Hugh Falkus was like the Don when I was learning to fly fish. In one of his films, he meets up with the actor Michael Hordern (the voice of Paddington Bear) to fish for sea-trout in North-West England. In one palpable scene they sit patiently to wait for the sun to leave the water, to be ready for darkness and the "magic time" when these trout start to move. You can almost feel their impatience to cast, but they hold back.
It was dead when I arrived at the salt marsh last night. The tide was well on its way out and at eight-thirty o' the clock the sun was still on the water. It was light late last night. And I knew it was dead within a minute, because this is the kind of skinny water where catchable fish show themselves, often in numbers, slashing and gulping bait at the outflow channel. I made some practice casts to no fish, which were most obliging, then walked inland to a secondary funnel to see if no fish were there too. You know the places. There are a thousand along the CT coast - bridges that compress water and bait. Striper hang-outs, basically.

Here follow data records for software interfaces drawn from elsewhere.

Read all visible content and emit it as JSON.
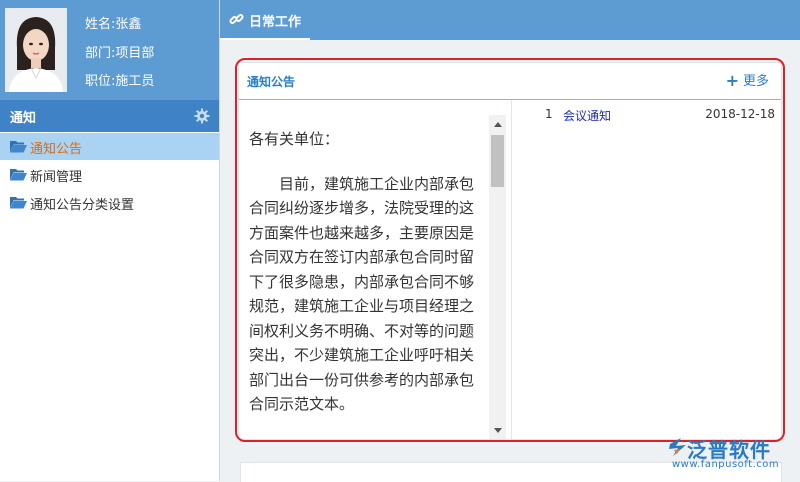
{
  "profile": {
    "name_line": "姓名:张鑫",
    "dept_line": "部门:项目部",
    "role_line": "职位:施工员"
  },
  "sidebar": {
    "section_title": "通知",
    "items": [
      {
        "label": "通知公告",
        "active": true
      },
      {
        "label": "新闻管理",
        "active": false
      },
      {
        "label": "通知公告分类设置",
        "active": false
      }
    ]
  },
  "topbar": {
    "tab_label": "日常工作"
  },
  "panel": {
    "title": "通知公告",
    "more_label": "更多",
    "greeting": "各有关单位：",
    "body": "目前，建筑施工企业内部承包合同纠纷逐步增多，法院受理的这方面案件也越来越多，主要原因是合同双方在签订内部承包合同时留下了很多隐患，内部承包合同不够规范，建筑施工企业与项目经理之间权利义务不明确、不对等的问题突出，不少建筑施工企业呼吁相关部门出台一份可供参考的内部承包合同示范文本。",
    "list": [
      {
        "num": "1",
        "title": "会议通知",
        "date": "2018-12-18"
      }
    ]
  },
  "watermark": {
    "name": "泛普软件",
    "url": "www.fanpusoft.com"
  },
  "colors": {
    "header_blue": "#5d9bd3",
    "section_blue": "#3f82c6",
    "active_bg": "#a9d2f3",
    "active_text": "#e06a0c",
    "link_blue": "#2a7fc9",
    "highlight_red": "#d9232a"
  }
}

The water was glass calm, but I made some more casts because I was there. It was mildly educational to recalibrate the length of my casts to the fly-catching Fragmites on the far bank; the plus side to the bright gloaming. But these are the excuses we make when we know we're wasting time, and I perched myself on a rock at water's edge, smoked a cigar and pretended I was having the most fun listening to the spring evening, watching the moon rise, and sending insulting texts to my house-bound friends. Too lazy to haul myself home, is the truth.
The first bait-inhaling pop of a striper no more than 15 feet away confirmed my angling genius for cleverly biding my time. Where there had been nothing, in the next five minutes every bass in the neighborhood joined the feast and I moved into position to do some proper fishing. A 16"er on my first cast was followed by a 25" and a few more smaller fish, all by dapping 10' of fly line to a floating shrimp. No monsters, but it's all relative in skinny water. I caught or hooked most of the rises I covered, settling down after each fish to rest the water and await the next customer. It's rarely as predictable at this spot, and sometimes the bass are fussy to the point of refusal, but last night they ate, my patience rewarded.
Walking out through the mud I thought of the Falkus film and the way it should be done, and how it means more to me to be fortunate than to be right.
English Jonny's calculated patience pays off
The film that stirred the memory is worth a look, if you haven't already.